## Aim of the task
Below are the records; pull every line that includes "label".

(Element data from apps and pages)
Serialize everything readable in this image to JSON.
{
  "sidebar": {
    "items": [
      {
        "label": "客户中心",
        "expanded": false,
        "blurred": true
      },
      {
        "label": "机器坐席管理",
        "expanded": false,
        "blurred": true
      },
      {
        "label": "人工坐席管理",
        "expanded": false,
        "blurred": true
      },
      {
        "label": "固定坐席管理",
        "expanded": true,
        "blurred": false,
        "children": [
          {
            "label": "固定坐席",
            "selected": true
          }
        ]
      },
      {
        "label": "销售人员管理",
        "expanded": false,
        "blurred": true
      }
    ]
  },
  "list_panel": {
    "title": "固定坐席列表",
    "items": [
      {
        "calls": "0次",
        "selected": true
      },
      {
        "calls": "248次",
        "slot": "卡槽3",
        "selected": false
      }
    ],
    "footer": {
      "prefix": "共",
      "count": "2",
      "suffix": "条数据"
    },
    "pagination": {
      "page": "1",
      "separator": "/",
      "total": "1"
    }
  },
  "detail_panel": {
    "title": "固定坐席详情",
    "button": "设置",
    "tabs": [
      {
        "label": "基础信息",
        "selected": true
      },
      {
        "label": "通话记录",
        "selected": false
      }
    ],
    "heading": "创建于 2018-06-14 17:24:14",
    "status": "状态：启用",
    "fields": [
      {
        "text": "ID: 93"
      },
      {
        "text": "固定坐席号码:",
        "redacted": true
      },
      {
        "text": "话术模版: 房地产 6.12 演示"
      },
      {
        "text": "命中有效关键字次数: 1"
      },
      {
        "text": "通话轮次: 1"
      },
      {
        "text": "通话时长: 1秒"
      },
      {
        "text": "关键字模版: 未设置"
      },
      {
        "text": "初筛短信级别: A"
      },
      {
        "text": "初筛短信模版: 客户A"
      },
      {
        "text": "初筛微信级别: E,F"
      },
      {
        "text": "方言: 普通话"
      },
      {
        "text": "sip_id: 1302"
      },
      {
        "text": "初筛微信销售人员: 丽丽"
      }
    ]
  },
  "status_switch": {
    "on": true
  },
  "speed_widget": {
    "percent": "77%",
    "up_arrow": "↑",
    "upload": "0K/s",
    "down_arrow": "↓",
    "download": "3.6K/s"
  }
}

## Task solution
        "label": "客户中心",
        "label": "机器坐席管理",
        "label": "人工坐席管理",
        "label": "固定坐席管理",
            "label": "固定坐席",
        "label": "销售人员管理",
        "label": "基础信息",
        "label": "通话记录",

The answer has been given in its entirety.